_Dataset content_

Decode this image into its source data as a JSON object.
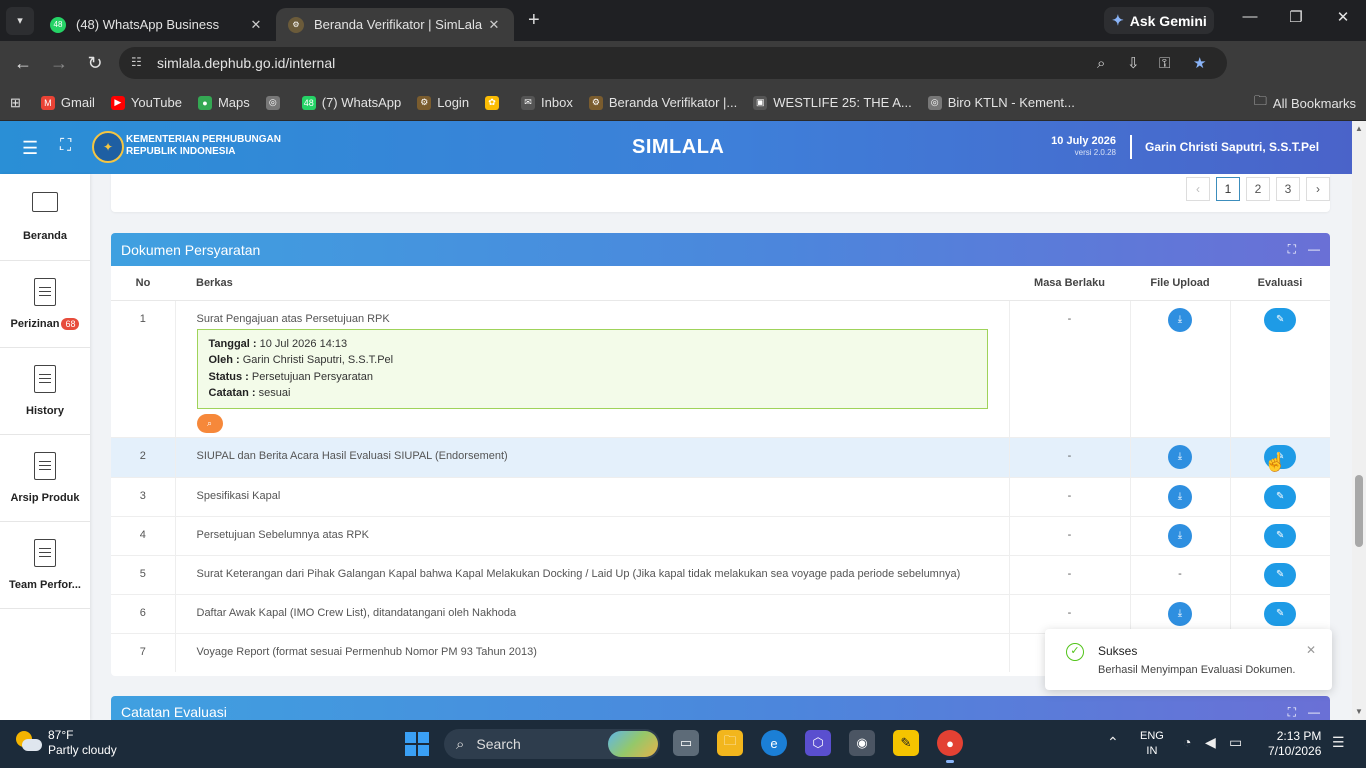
{
  "browser": {
    "tabs": [
      {
        "title": "(48) WhatsApp Business",
        "favicon_text": "48",
        "color": "#25d366",
        "active": false
      },
      {
        "title": "Beranda Verifikator | SimLala",
        "favicon_text": "⚙",
        "color": "#6b5b3a",
        "active": true
      }
    ],
    "gemini_label": "Ask Gemini",
    "url": "simlala.dephub.go.id/internal",
    "bookmarks": [
      {
        "label": "Gmail",
        "icon": "gmail-icon",
        "color": "#ea4335",
        "glyph": "M"
      },
      {
        "label": "YouTube",
        "icon": "youtube-icon",
        "color": "#ff0000",
        "glyph": "▶"
      },
      {
        "label": "Maps",
        "icon": "maps-icon",
        "color": "#34a853",
        "glyph": "●"
      },
      {
        "label": "",
        "icon": "globe-icon",
        "color": "#777777",
        "glyph": "◎"
      },
      {
        "label": "(7) WhatsApp",
        "icon": "whatsapp-icon",
        "color": "#25d366",
        "glyph": "48"
      },
      {
        "label": "Login",
        "icon": "site-icon",
        "color": "#7a5c2e",
        "glyph": "⚙"
      },
      {
        "label": "",
        "icon": "pinwheel-icon",
        "color": "#fbbc04",
        "glyph": "✿"
      },
      {
        "label": "Inbox",
        "icon": "mail-icon",
        "color": "#555555",
        "glyph": "✉"
      },
      {
        "label": "Beranda Verifikator |...",
        "icon": "site-icon",
        "color": "#7a5c2e",
        "glyph": "⚙"
      },
      {
        "label": "WESTLIFE 25: THE A...",
        "icon": "page-icon",
        "color": "#ffffff",
        "glyph": "▣"
      },
      {
        "label": "Biro KTLN - Kement...",
        "icon": "globe-icon",
        "color": "#777777",
        "glyph": "◎"
      }
    ],
    "all_bookmarks": "All Bookmarks"
  },
  "app": {
    "org_line1": "KEMENTERIAN PERHUBUNGAN",
    "org_line2": "REPUBLIK INDONESIA",
    "title": "SIMLALA",
    "date": "10 July 2026",
    "version": "versi 2.0.28",
    "user": "Garin Christi Saputri, S.S.T.Pel"
  },
  "sidebar": {
    "items": [
      {
        "label": "Beranda",
        "icon": "monitor-icon"
      },
      {
        "label": "Perizinan",
        "icon": "document-icon",
        "badge": "68"
      },
      {
        "label": "History",
        "icon": "document-icon"
      },
      {
        "label": "Arsip Produk",
        "icon": "document-icon"
      },
      {
        "label": "Team Perfor...",
        "icon": "document-icon"
      }
    ]
  },
  "pager": {
    "prev": "‹",
    "pages": [
      "1",
      "2",
      "3"
    ],
    "next": "›",
    "active": "1"
  },
  "dokumen": {
    "title": "Dokumen Persyaratan",
    "columns": {
      "no": "No",
      "berkas": "Berkas",
      "masa": "Masa Berlaku",
      "file": "File Upload",
      "eval": "Evaluasi"
    },
    "rows": [
      {
        "no": "1",
        "berkas": "Surat Pengajuan atas Persetujuan RPK",
        "masa": "-"
      },
      {
        "no": "2",
        "berkas": "SIUPAL dan Berita Acara Hasil Evaluasi SIUPAL (Endorsement)",
        "masa": "-"
      },
      {
        "no": "3",
        "berkas": "Spesifikasi Kapal",
        "masa": "-"
      },
      {
        "no": "4",
        "berkas": "Persetujuan Sebelumnya atas RPK",
        "masa": "-"
      },
      {
        "no": "5",
        "berkas": "Surat Keterangan dari Pihak Galangan Kapal bahwa Kapal Melakukan Docking / Laid Up (Jika kapal tidak melakukan sea voyage pada periode sebelumnya)",
        "masa": "-",
        "file": "-"
      },
      {
        "no": "6",
        "berkas": "Daftar Awak Kapal (IMO Crew List), ditandatangani oleh Nakhoda",
        "masa": "-"
      },
      {
        "no": "7",
        "berkas": "Voyage Report (format sesuai Permenhub Nomor PM 93 Tahun 2013)",
        "masa": "-"
      }
    ],
    "evaluation": {
      "tanggal_label": "Tanggal :",
      "tanggal": "10 Jul 2026 14:13",
      "oleh_label": "Oleh :",
      "oleh": "Garin Christi Saputri, S.S.T.Pel",
      "status_label": "Status :",
      "status": "Persetujuan Persyaratan",
      "catatan_label": "Catatan :",
      "catatan": "sesuai"
    }
  },
  "catatan": {
    "title": "Catatan Evaluasi"
  },
  "toast": {
    "title": "Sukses",
    "message": "Berhasil Menyimpan Evaluasi Dokumen."
  },
  "taskbar": {
    "temp": "87°F",
    "weather": "Partly cloudy",
    "search": "Search",
    "lang1": "ENG",
    "lang2": "IN",
    "time": "2:13 PM",
    "date": "7/10/2026"
  }
}
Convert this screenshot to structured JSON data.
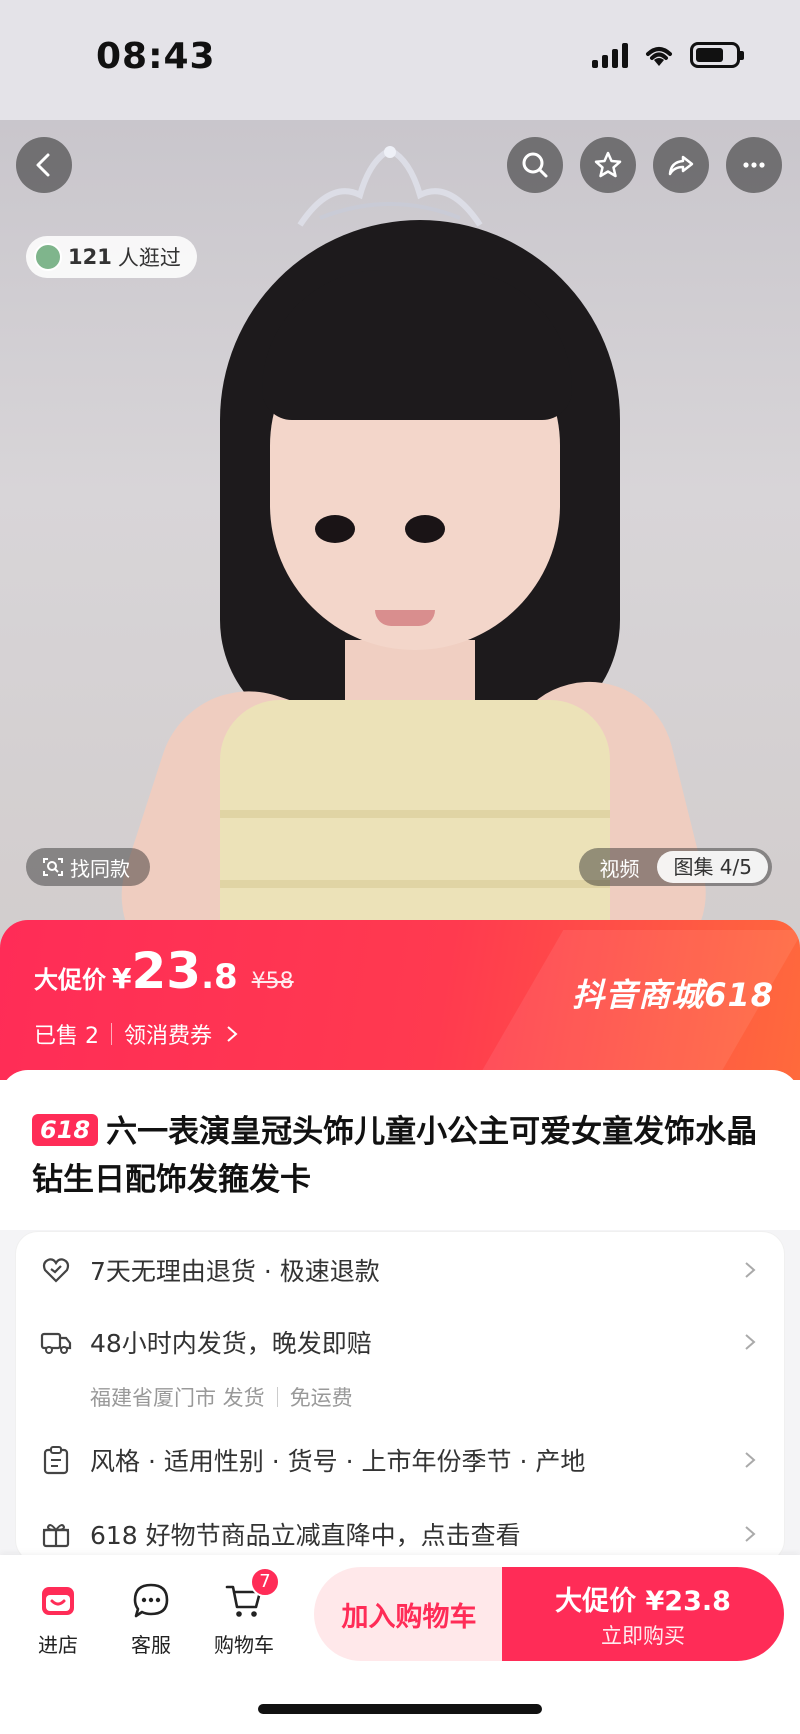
{
  "status_bar": {
    "time": "08:43"
  },
  "hero": {
    "viewers_count": "121",
    "viewers_label": "人逛过",
    "find_same_label": "找同款",
    "media_tabs": {
      "video": "视频",
      "gallery": "图集 4/5"
    }
  },
  "price": {
    "label": "大促价",
    "currency": "¥",
    "integer": "23",
    "decimal": ".8",
    "original": "¥58",
    "sold": "已售 2",
    "coupon": "领消费券",
    "brand": "抖音商城618"
  },
  "product": {
    "badge": "618",
    "title": "六一表演皇冠头饰儿童小公主可爱女童发饰水晶钻生日配饰发箍发卡"
  },
  "services": {
    "return_policy": "7天无理由退货 · 极速退款",
    "shipping": "48小时内发货，晚发即赔",
    "ship_from": "福建省厦门市 发货",
    "free_shipping": "免运费",
    "attributes": "风格 · 适用性别 · 货号 · 上市年份季节 · 产地",
    "promo": "618 好物节商品立减直降中，点击查看"
  },
  "bottom_bar": {
    "store": "进店",
    "service": "客服",
    "cart": "购物车",
    "cart_count": "7",
    "add_to_cart": "加入购物车",
    "buy_price": "大促价 ¥23.8",
    "buy_now": "立即购买"
  },
  "colors": {
    "accent": "#ff2c57",
    "accent_light": "#ffe8ea"
  }
}
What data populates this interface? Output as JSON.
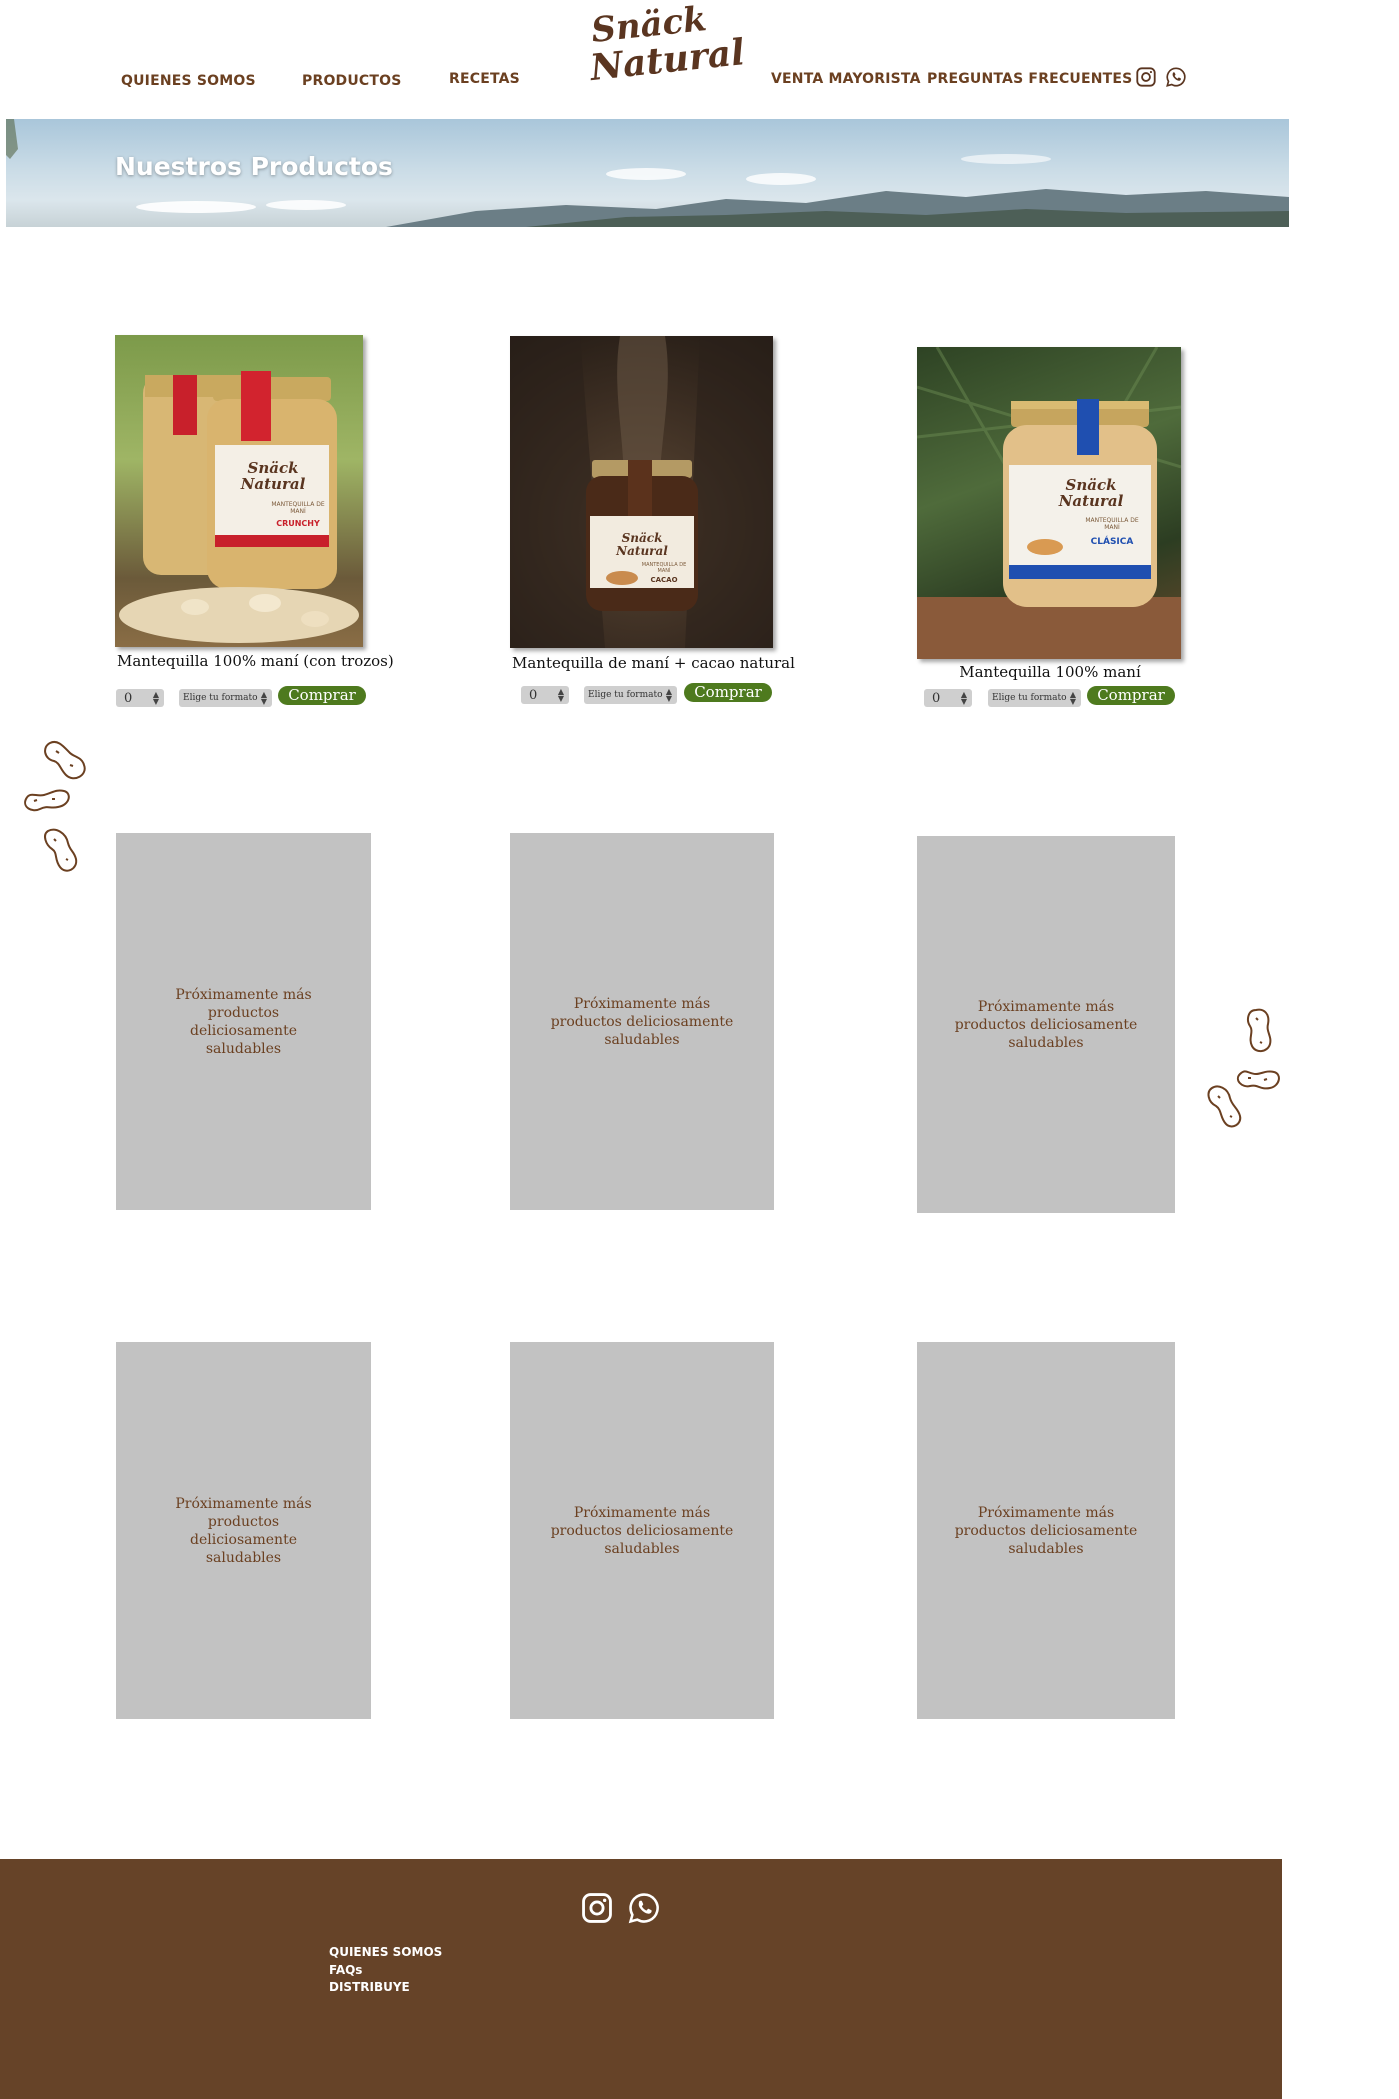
{
  "brand": {
    "logo_line1": "Snäck",
    "logo_line2": "Natural"
  },
  "nav": {
    "quienes_somos": "QUIENES SOMOS",
    "productos": "PRODUCTOS",
    "recetas": "RECETAS",
    "venta_mayorista": "VENTA MAYORISTA",
    "preguntas_frecuentes": "PREGUNTAS FRECUENTES"
  },
  "banner": {
    "title": "Nuestros Productos"
  },
  "products": [
    {
      "name": "Mantequilla 100% maní (con trozos)",
      "qty": "0",
      "format": "Elige tu formato",
      "buy": "Comprar",
      "jar_label_line1": "Snäck",
      "jar_label_line2": "Natural",
      "jar_variant": "CRUNCHY",
      "jar_type": "MANTEQUILLA DE MANÍ"
    },
    {
      "name": "Mantequilla de maní + cacao natural",
      "qty": "0",
      "format": "Elige tu formato",
      "buy": "Comprar",
      "jar_label_line1": "Snäck",
      "jar_label_line2": "Natural",
      "jar_variant": "CACAO",
      "jar_type": "MANTEQUILLA DE MANÍ"
    },
    {
      "name": "Mantequilla 100% maní",
      "qty": "0",
      "format": "Elige tu formato",
      "buy": "Comprar",
      "jar_label_line1": "Snäck",
      "jar_label_line2": "Natural",
      "jar_variant": "CLÁSICA",
      "jar_type": "MANTEQUILLA DE MANÍ"
    }
  ],
  "placeholders": {
    "row1": [
      "Próximamente más productos deliciosamente saludables",
      "Próximamente más productos deliciosamente saludables",
      "Próximamente más productos deliciosamente saludables"
    ],
    "row2": [
      "Próximamente más productos deliciosamente saludables",
      "Próximamente más productos deliciosamente saludables",
      "Próximamente más productos deliciosamente saludables"
    ]
  },
  "footer": {
    "quienes_somos": "QUIENES SOMOS",
    "faqs": "FAQs",
    "distribuye": "DISTRIBUYE"
  },
  "icons": {
    "instagram": "instagram-icon",
    "whatsapp": "whatsapp-icon",
    "peanut": "peanut-icon"
  },
  "colors": {
    "brand_brown": "#6b4021",
    "footer_bg": "#664328",
    "buy_green": "#4e7a1e",
    "placeholder_gray": "#c2c2c2"
  }
}
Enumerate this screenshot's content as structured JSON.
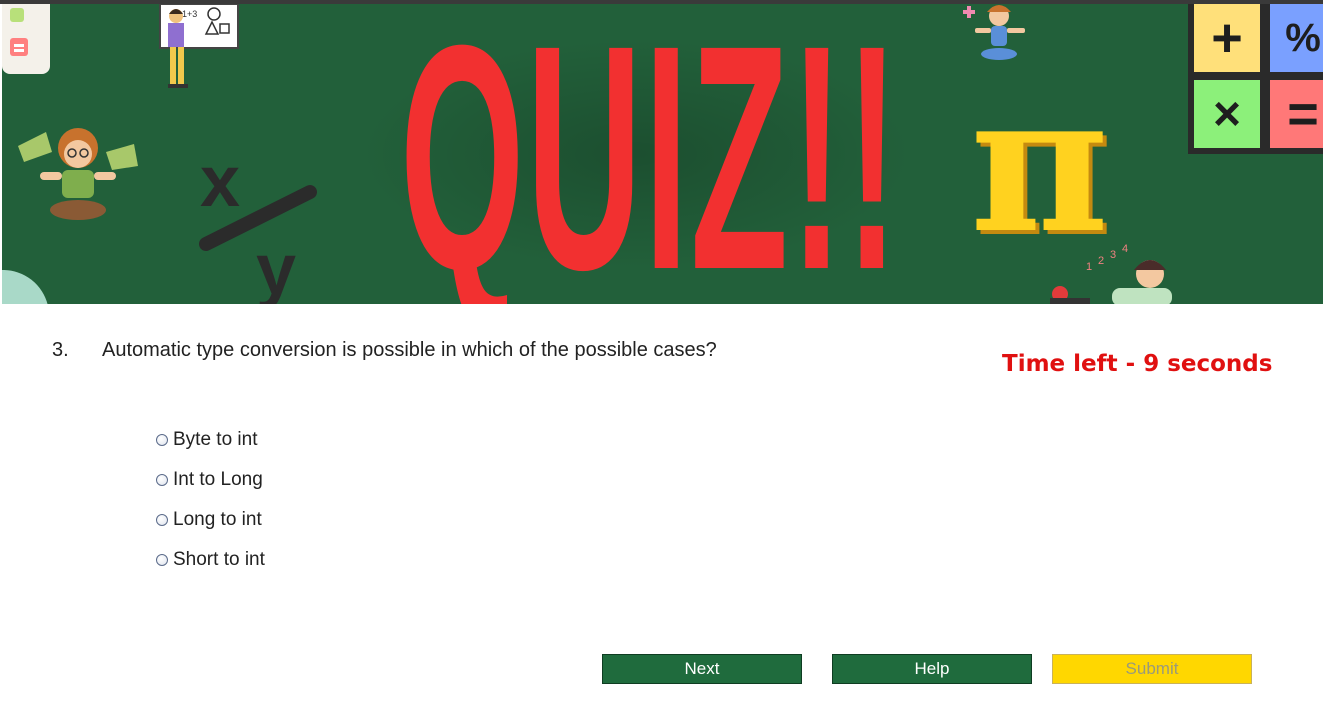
{
  "banner": {
    "title": "QUIZ!!",
    "math_tiles": [
      "+",
      "%",
      "×",
      "="
    ],
    "colors": {
      "background": "#22603a",
      "title": "#f23030"
    },
    "decorative_icons": [
      "teacher-whiteboard-icon",
      "child-icon",
      "girl-icon",
      "boy-reading-icon",
      "pi-symbol-icon",
      "fraction-symbol-icon"
    ],
    "decorative_text": {
      "fraction": "x/y",
      "pi": "π",
      "whiteboard": "1+3",
      "counting": "1 2 3 4"
    }
  },
  "question": {
    "number": "3.",
    "text": "Automatic type conversion is possible in which of the possible cases?"
  },
  "timer": {
    "text": "Time left - 9 seconds",
    "color": "#e01010"
  },
  "options": [
    {
      "label": "Byte to int",
      "selected": false
    },
    {
      "label": "Int to Long",
      "selected": false
    },
    {
      "label": "Long to int",
      "selected": false
    },
    {
      "label": "Short to int",
      "selected": false
    }
  ],
  "buttons": {
    "next": "Next",
    "help": "Help",
    "submit": "Submit"
  }
}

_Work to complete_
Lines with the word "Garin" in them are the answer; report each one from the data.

_Reply_
    "user": "Garin Christi Saputri, S.S.T.Pel"
      "oleh": "Garin Christi Saputri, S.S.T.Pel",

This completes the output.